“Several civic groups plan to file a lawsuit against Jiang with the Supreme Prosecutors Office’s Special Investigation Division if the referendum proposal is passed in a plenary session of the Legislative Yuan tomorrow,” Huang said.
The KMT filed a similar lawsuit in 2008 against then-premier Chang Chun-hsiung (張俊雄) of the Democratic Progressive Party (DPP) administration, accusing Chang of collaborating with then-DPP chairman Yu Shyi-kun (游錫堃) to hold a referendum on the nation’s bid for UN membership.
The KMT’s move appeared to be a coordinated effort and suggests that the administrative branch would do whatever it takes to complete the construction of the power plant, opposition and anti-nuclear groups said.
They also said that President Ma Ying-jeou’s (馬英九) administration is determined to carry on with the construction and that the phrasing of the referendum question was twisted — although the government supports the construction of the power plant, the referendum would ask the public whether or not the construction should be halted.
“The passage of the referendum would put the legislature to shame as KMT legislators would have become puppets of their political party,” said DPP Legislator Cheng Li-chiun (鄭麗君), who was among a group of DPP lawmakers demanding the Control Yuan investigate whether Jiang’s suggestion had violated the law.
As the dispute over the referendum has snowballed and there is no clear resolution in sight, Cheng said the fate of the plant’s construction should be first voted on in the legislature and then put to a national referendum.

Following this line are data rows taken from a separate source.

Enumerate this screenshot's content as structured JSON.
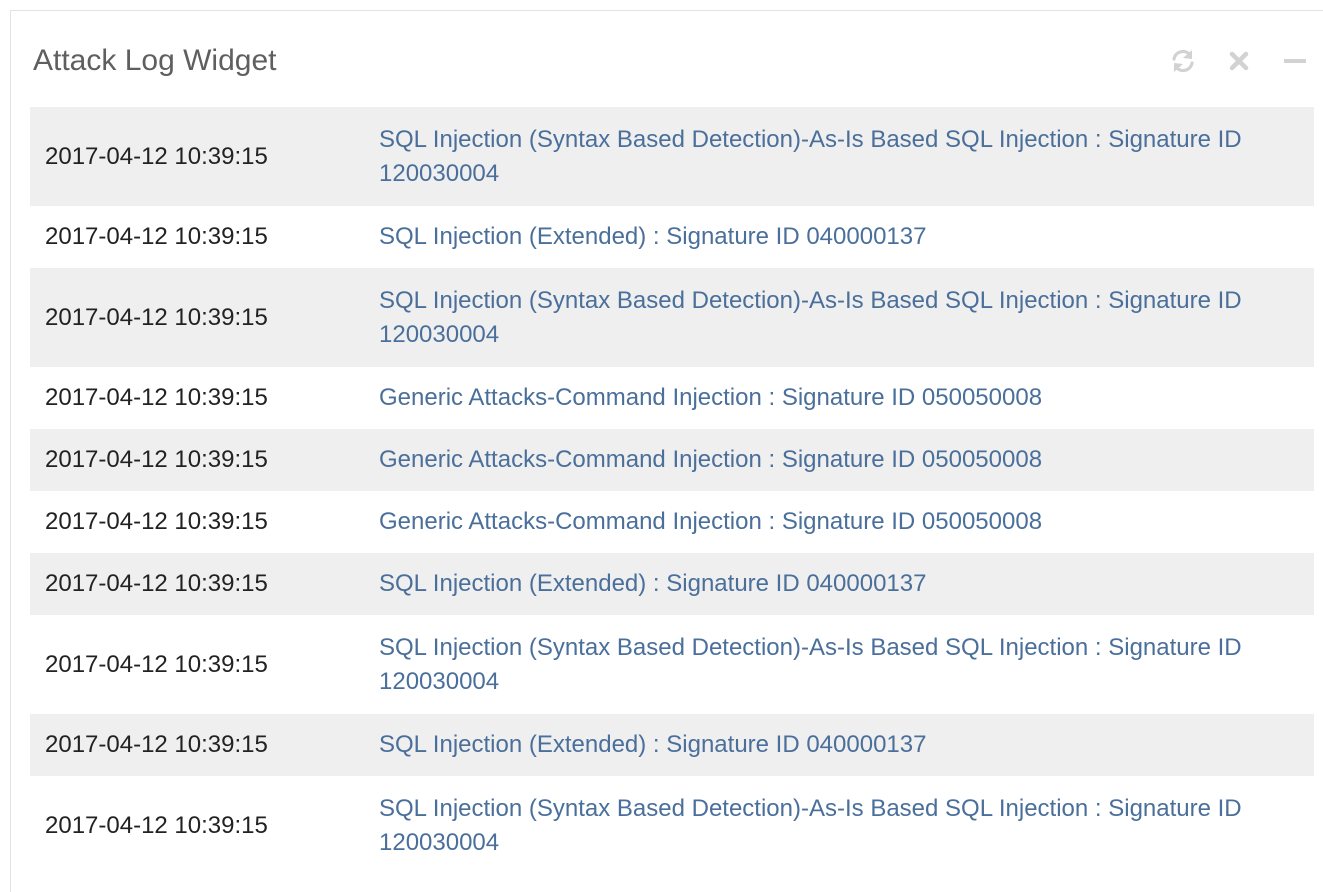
{
  "widget": {
    "title": "Attack Log Widget",
    "controls": [
      {
        "name": "refresh-icon",
        "label": "refresh"
      },
      {
        "name": "close-icon",
        "label": "close"
      },
      {
        "name": "minimize-icon",
        "label": "minimize"
      }
    ]
  },
  "colors": {
    "title": "#5f5f5f",
    "link": "#4a6f9b",
    "stripe": "#efefef",
    "icon": "#d2d2d2"
  },
  "logs": [
    {
      "time": "2017-04-12 10:39:15",
      "message": "SQL Injection (Syntax Based Detection)-As-Is Based SQL Injection : Signature ID 120030004"
    },
    {
      "time": "2017-04-12 10:39:15",
      "message": "SQL Injection (Extended) : Signature ID 040000137"
    },
    {
      "time": "2017-04-12 10:39:15",
      "message": "SQL Injection (Syntax Based Detection)-As-Is Based SQL Injection : Signature ID 120030004"
    },
    {
      "time": "2017-04-12 10:39:15",
      "message": "Generic Attacks-Command Injection : Signature ID 050050008"
    },
    {
      "time": "2017-04-12 10:39:15",
      "message": "Generic Attacks-Command Injection : Signature ID 050050008"
    },
    {
      "time": "2017-04-12 10:39:15",
      "message": "Generic Attacks-Command Injection : Signature ID 050050008"
    },
    {
      "time": "2017-04-12 10:39:15",
      "message": "SQL Injection (Extended) : Signature ID 040000137"
    },
    {
      "time": "2017-04-12 10:39:15",
      "message": "SQL Injection (Syntax Based Detection)-As-Is Based SQL Injection : Signature ID 120030004"
    },
    {
      "time": "2017-04-12 10:39:15",
      "message": "SQL Injection (Extended) : Signature ID 040000137"
    },
    {
      "time": "2017-04-12 10:39:15",
      "message": "SQL Injection (Syntax Based Detection)-As-Is Based SQL Injection : Signature ID 120030004"
    }
  ]
}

Aletheia University assistant law professor Wu Chin-ching (吳景欽) said that a lawsuit would not bring substantial results under the current judicial system, which could simply dismiss the case, and said that filing a civil lawsuit could be a better option.